→ **Action item**
Reading the records beneath this task, work out how many lines contain the word "made" and reply with only that number.

[Records excerpted from a collection]
------------

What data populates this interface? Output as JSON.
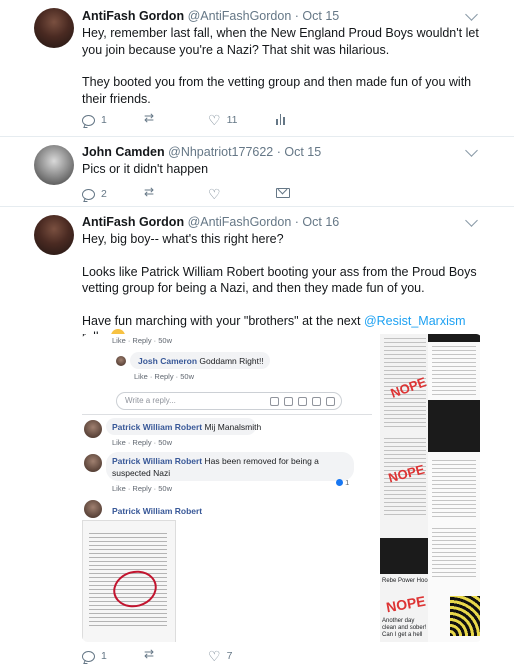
{
  "tweets": [
    {
      "name": "AntiFash Gordon",
      "handle": "@AntiFashGordon",
      "time": "· Oct 15",
      "paragraphs": [
        "Hey, remember last fall, when the New England Proud Boys wouldn't let you join because you're a Nazi? That shit was hilarious.",
        "They booted you from the vetting group and then made fun of you with their friends."
      ],
      "replies": "1",
      "retweets": "",
      "likes": "11"
    },
    {
      "name": "John Camden",
      "handle": "@Nhpatriot177622",
      "time": "· Oct 15",
      "paragraphs": [
        "Pics or it didn't happen"
      ],
      "replies": "2",
      "retweets": "",
      "likes": ""
    },
    {
      "name": "AntiFash Gordon",
      "handle": "@AntiFashGordon",
      "time": "· Oct 16",
      "p1": "Hey, big boy-- what's this right here?",
      "p2": "Looks like Patrick William Robert booting your ass from the Proud Boys vetting group for being a Nazi, and then they made fun of you.",
      "p3_before": "Have fun marching with your \"brothers\" at the next ",
      "p3_link": "@Resist_Marxism",
      "p3_after": " rally.",
      "replies": "1",
      "retweets": "",
      "likes": "7"
    }
  ],
  "attachment": {
    "like_reply_1": "Like · Reply · 50w",
    "comment_2_name": "Josh Cameron",
    "comment_2_text": "Goddamn Right!!",
    "like_reply_2": "Like · Reply · 50w",
    "write_reply_placeholder": "Write a reply...",
    "comment_3_name": "Patrick William Robert",
    "comment_3_text": "Mij Manalsmith",
    "like_reply_3": "Like · Reply · 50w",
    "comment_4_name": "Patrick William Robert",
    "comment_4_text_line1": "Has been removed for being a",
    "comment_4_text_line2": "suspected Nazi",
    "like_reply_4": "Like · Reply · 50w",
    "reaction_count": "1",
    "comment_5_name": "Patrick William Robert",
    "thumb_text_nope": "NOPE",
    "thumb_text_1": "Rebe Power Hooligan",
    "thumb_text_2": "Another day clean and sober! Can I get a hell"
  },
  "colors": {
    "link": "#1da1f2",
    "fb_link": "#385898",
    "muted": "#657786",
    "scribble": "#c2142e"
  },
  "icons": [
    "reply-icon",
    "retweet-icon",
    "heart-icon",
    "stats-icon",
    "mail-icon",
    "chevron-down-icon",
    "kiss-emoji-icon"
  ]
}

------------

→ **Exercise response**
2